**Data:**
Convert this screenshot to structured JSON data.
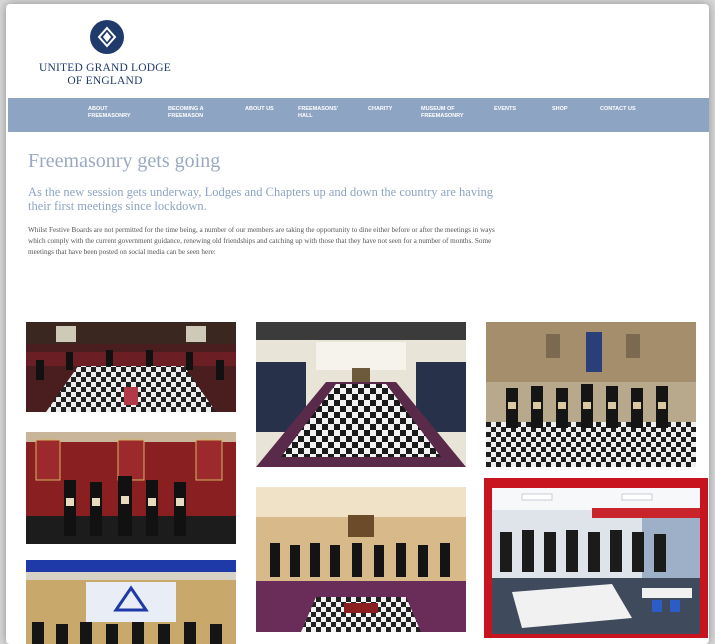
{
  "logo": {
    "line1": "UNITED GRAND LODGE",
    "line2": "OF ENGLAND",
    "icon": "compass-square-icon"
  },
  "nav": {
    "items": [
      {
        "label": "ABOUT FREEMASONRY"
      },
      {
        "label": "BECOMING A FREEMASON"
      },
      {
        "label": "ABOUT US"
      },
      {
        "label": "FREEMASONS' HALL"
      },
      {
        "label": "CHARITY"
      },
      {
        "label": "MUSEUM OF FREEMASONRY"
      },
      {
        "label": "EVENTS"
      },
      {
        "label": "SHOP"
      },
      {
        "label": "CONTACT US"
      }
    ]
  },
  "article": {
    "title": "Freemasonry gets going",
    "lead": "As the new session gets underway, Lodges and Chapters up and down the country are having their first meetings since lockdown.",
    "body": "Whilst Festive Boards are not permitted for the time being, a number of our members are taking the opportunity to dine either before or after the meetings in ways which comply with the current government guidance, renewing old friendships and catching up with those that they have not seen for a number of months. Some meetings that have been posted on social media can be seen here:"
  },
  "colors": {
    "nav_bg": "#8ea4c3",
    "title": "#9aa9c0",
    "brand": "#1f3a6b",
    "highlight_frame": "#c8141e"
  }
}
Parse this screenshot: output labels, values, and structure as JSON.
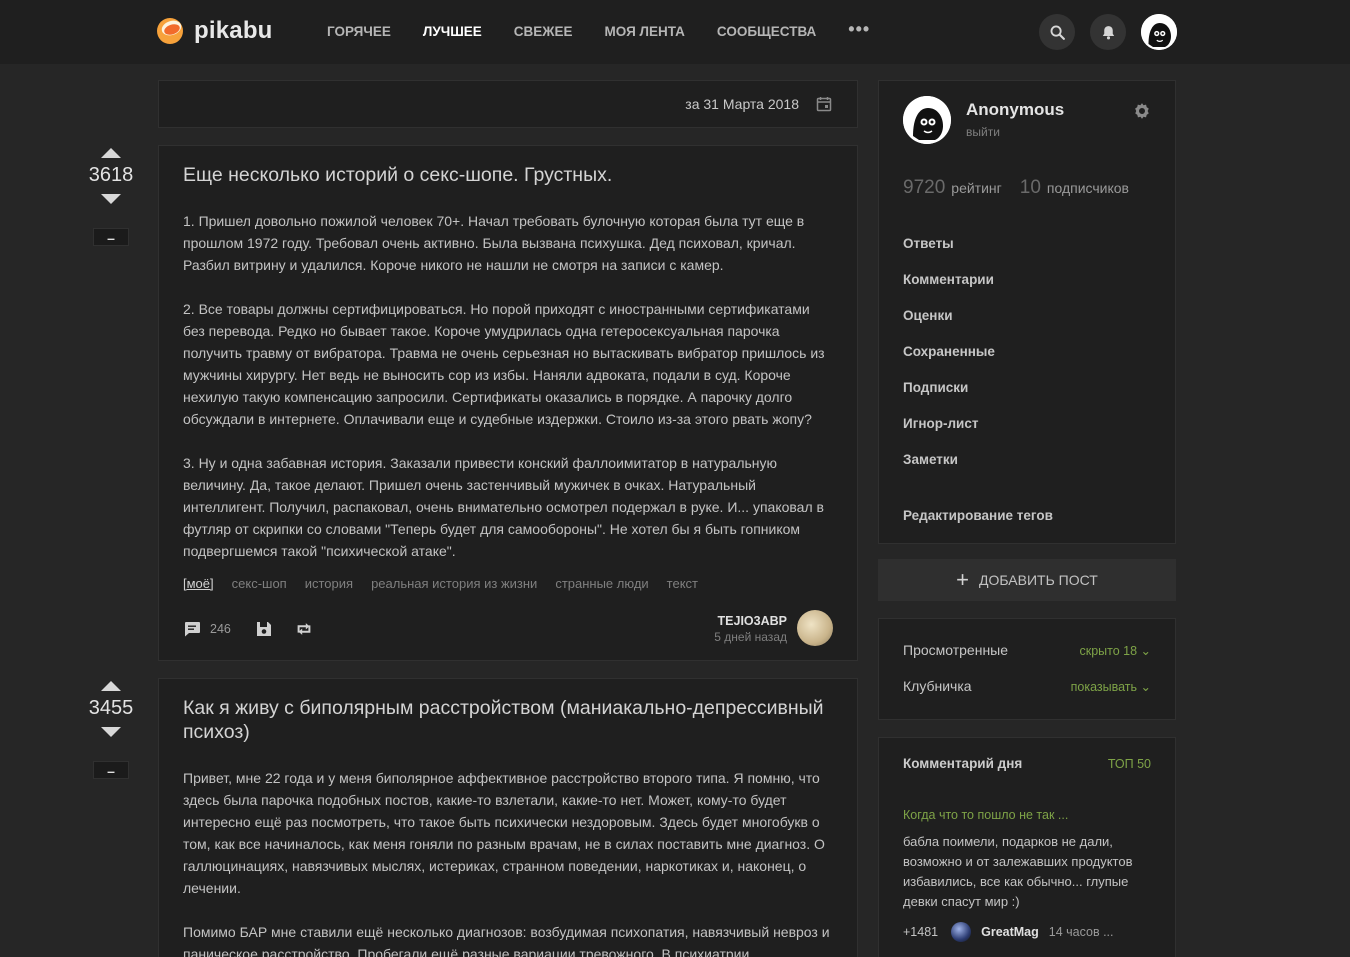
{
  "header": {
    "logo_text": "pikabu",
    "nav": [
      "ГОРЯЧЕЕ",
      "ЛУЧШЕЕ",
      "СВЕЖЕЕ",
      "МОЯ ЛЕНТА",
      "СООБЩЕСТВА"
    ],
    "active_nav": "ЛУЧШЕЕ",
    "more": "•••"
  },
  "datebar": {
    "text": "за 31 Марта 2018"
  },
  "stories": [
    {
      "rating": "3618",
      "minus": "–",
      "title": "Еще несколько историй о секс-шопе. Грустных.",
      "paragraphs": [
        "1. Пришел довольно пожилой человек 70+. Начал требовать булочную которая была тут еще в прошлом 1972 году. Требовал очень активно. Была вызвана психушка. Дед психовал, кричал. Разбил витрину и удалился. Короче никого не нашли не смотря на записи с камер.",
        "2. Все товары должны сертифицироваться. Но порой приходят с иностранными сертификатами без перевода. Редко но бывает такое. Короче умудрилась одна гетеросексуальная парочка получить травму от вибратора. Травма не очень серьезная но вытаскивать вибратор пришлось из мужчины хирургу. Нет ведь не выносить сор из избы. Наняли адвоката, подали в суд. Короче нехилую такую компенсацию запросили. Сертификаты оказались в порядке. А парочку долго обсуждали в интернете. Оплачивали еще и судебные издержки. Стоило из-за этого рвать жопу?",
        "3. Ну и одна забавная история. Заказали привести конский фаллоимитатор в натуральную величину. Да, такое делают. Пришел очень застенчивый мужичек в очках. Натуральный интеллигент. Получил, распаковал, очень внимательно осмотрел подержал в руке. И... упаковал в футляр от скрипки со словами \"Теперь будет для самообороны\". Не хотел бы я быть гопником подвергшемся такой \"психической атаке\"."
      ],
      "tags": [
        "[моё]",
        "секс-шоп",
        "история",
        "реальная история из жизни",
        "странные люди",
        "текст"
      ],
      "comments": "246",
      "author": "TEJIO3ABP",
      "time": "5 дней назад"
    },
    {
      "rating": "3455",
      "minus": "–",
      "title": "Как я живу с биполярным расстройством (маниакально-депрессивный психоз)",
      "paragraphs": [
        "Привет, мне 22 года и у меня биполярное аффективное расстройство второго типа. Я помню, что здесь была парочка подобных постов, какие-то взлетали, какие-то нет. Может, кому-то будет интересно ещё раз посмотреть, что такое быть психически нездоровым. Здесь будет многобукв о том, как все начиналось, как меня гоняли по разным врачам, не в силах поставить мне диагноз. О галлюцинациях, навязчивых мыслях, истериках, странном поведении, наркотиках и, наконец, о лечении.",
        "Помимо БАР мне ставили ещё несколько диагнозов: возбудимая психопатия, навязчивый невроз и паническое расстройство. Пробегали ещё разные вариации тревожного. В психиатрии"
      ]
    }
  ],
  "sidebar": {
    "profile": {
      "name": "Anonymous",
      "exit": "выйти",
      "rating": "9720",
      "rating_label": "рейтинг",
      "subs": "10",
      "subs_label": "подписчиков"
    },
    "menu": [
      "Ответы",
      "Комментарии",
      "Оценки",
      "Сохраненные",
      "Подписки",
      "Игнор-лист",
      "Заметки"
    ],
    "edit_tags": "Редактирование тегов",
    "add_post": "ДОБАВИТЬ ПОСТ",
    "filters": [
      {
        "label": "Просмотренные",
        "value": "скрыто 18 ⌄"
      },
      {
        "label": "Клубничка",
        "value": "показывать ⌄"
      }
    ],
    "comment_day": {
      "title": "Комментарий дня",
      "top": "ТОП 50",
      "link": "Когда что то пошло не так ...",
      "text": "бабла поимели, подарков не дали, возможно и от залежавших продуктов избавились, все как обычно... глупые девки спасут мир :)",
      "votes": "+1481",
      "user": "GreatMag",
      "time": "14 часов ..."
    }
  },
  "colors": {
    "accent_green": "#7ea347",
    "bg": "#262626",
    "panel": "#1f1f1f"
  }
}
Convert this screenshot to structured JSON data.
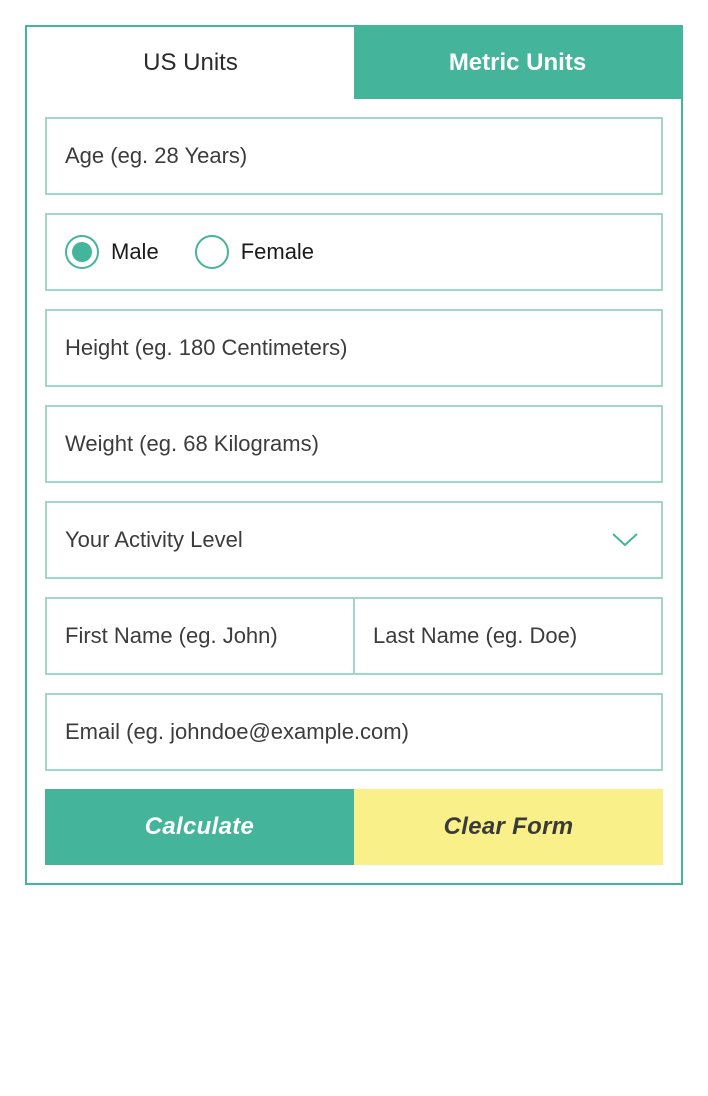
{
  "tabs": {
    "us": "US Units",
    "metric": "Metric Units",
    "active": "metric"
  },
  "fields": {
    "age": {
      "placeholder": "Age (eg. 28 Years)",
      "value": ""
    },
    "gender": {
      "options": {
        "male": "Male",
        "female": "Female"
      },
      "selected": "male"
    },
    "height": {
      "placeholder": "Height (eg. 180 Centimeters)",
      "value": ""
    },
    "weight": {
      "placeholder": "Weight (eg. 68 Kilograms)",
      "value": ""
    },
    "activity": {
      "placeholder": "Your Activity Level",
      "value": ""
    },
    "first_name": {
      "placeholder": "First Name (eg. John)",
      "value": ""
    },
    "last_name": {
      "placeholder": "Last Name (eg. Doe)",
      "value": ""
    },
    "email": {
      "placeholder": "Email (eg. johndoe@example.com)",
      "value": ""
    }
  },
  "buttons": {
    "calculate": "Calculate",
    "clear": "Clear Form"
  },
  "colors": {
    "primary": "#44b49a",
    "border": "#9fd7c8",
    "yellow": "#f9f08a"
  }
}
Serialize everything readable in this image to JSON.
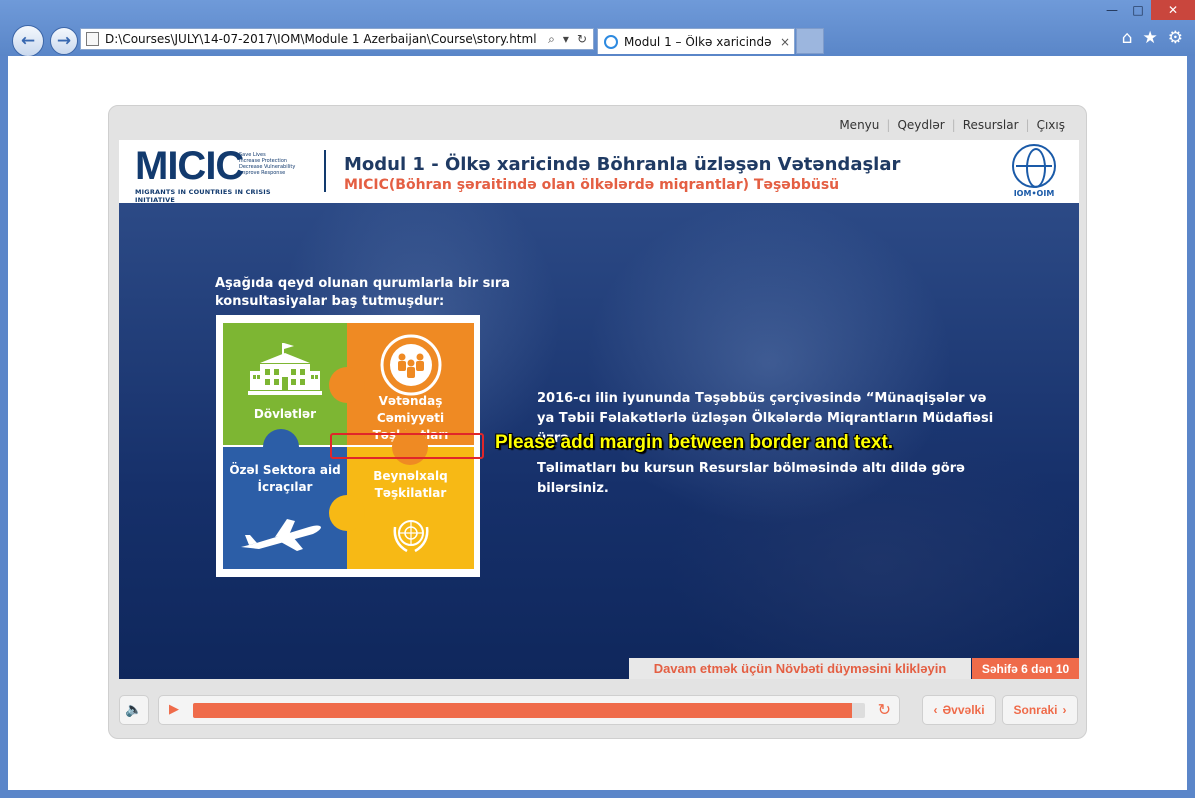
{
  "browser": {
    "address": "D:\\Courses\\JULY\\14-07-2017\\IOM\\Module 1 Azerbaijan\\Course\\story.html",
    "tab_title": "Modul 1 – Ölkə xaricində B...",
    "tab_close": "×",
    "window_buttons": {
      "minimize": "—",
      "maximize": "□",
      "close": "✕"
    },
    "address_tools": {
      "search": "⌕",
      "dropdown": "▾",
      "refresh": "↻"
    },
    "command_icons": {
      "home": "⌂",
      "favorites": "★",
      "settings": "⚙"
    }
  },
  "player_nav": {
    "items": [
      "Menyu",
      "Qeydlər",
      "Resurslar",
      "Çıxış"
    ]
  },
  "header": {
    "logo_word": "MICIC",
    "logo_taglines": [
      "Save Lives",
      "Increase Protection",
      "Decrease Vulnerability",
      "Improve Response"
    ],
    "logo_subtitle": "MIGRANTS IN COUNTRIES IN CRISIS INITIATIVE",
    "title": "Modul 1 - Ölkə xaricində Böhranla üzləşən Vətəndaşlar",
    "subtitle": "MICIC(Böhran şəraitində olan ölkələrdə miqrantlar) Təşəbbüsü",
    "iom_label": "IOM•OIM"
  },
  "slide": {
    "intro": "Aşağıda qeyd olunan qurumlarla bir sıra konsultasiyalar baş tutmuşdur:",
    "pieces": {
      "green": "Dövlətlər",
      "orange_1": "Vətəndaş",
      "orange_2": "Cəmiyyəti",
      "orange_3": "Təşkilatları",
      "blue_1": "Özəl Sektora aid",
      "blue_2": "İcraçılar",
      "yellow_1": "Beynəlxalq",
      "yellow_2": "Təşkilatlar"
    },
    "body_p1": "2016-cı ilin iyununda Təşəbbüs çərçivəsində “Münaqişələr və ya Təbii Fəlakətlərlə üzləşən Ölkələrdə Miqrantların Müdafiəsi üzrə",
    "body_p2": "Təlimatları bu kursun Resurslar bölməsində altı dildə görə bilərsiniz.",
    "annotation": "Please add margin between border and text.",
    "hint": "Davam etmək üçün Növbəti düyməsini klikləyin",
    "page_counter": "Səhifə 6 dən 10",
    "colors": {
      "green": "#7db633",
      "orange": "#ef8a23",
      "blue": "#2c5ea7",
      "yellow": "#f7b915",
      "accent": "#ef6b4a",
      "annotation": "#ffff00"
    }
  },
  "controls": {
    "progress": 0.98,
    "prev_label": "Əvvəlki",
    "next_label": "Sonraki",
    "prev_arrow": "‹",
    "next_arrow": "›",
    "play_glyph": "▶",
    "volume_glyph": "🔈",
    "replay_glyph": "↻"
  }
}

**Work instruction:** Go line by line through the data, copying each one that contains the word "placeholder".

**Final answer:**
      "placeholder": "Age (eg. 28 Years)",
      "placeholder": "Height (eg. 180 Centimeters)",
      "placeholder": "Weight (eg. 68 Kilograms)",
      "placeholder": "Your Activity Level",
      "placeholder": "First Name (eg. John)",
      "placeholder": "Last Name (eg. Doe)",
      "placeholder": "Email (eg. johndoe@example.com)",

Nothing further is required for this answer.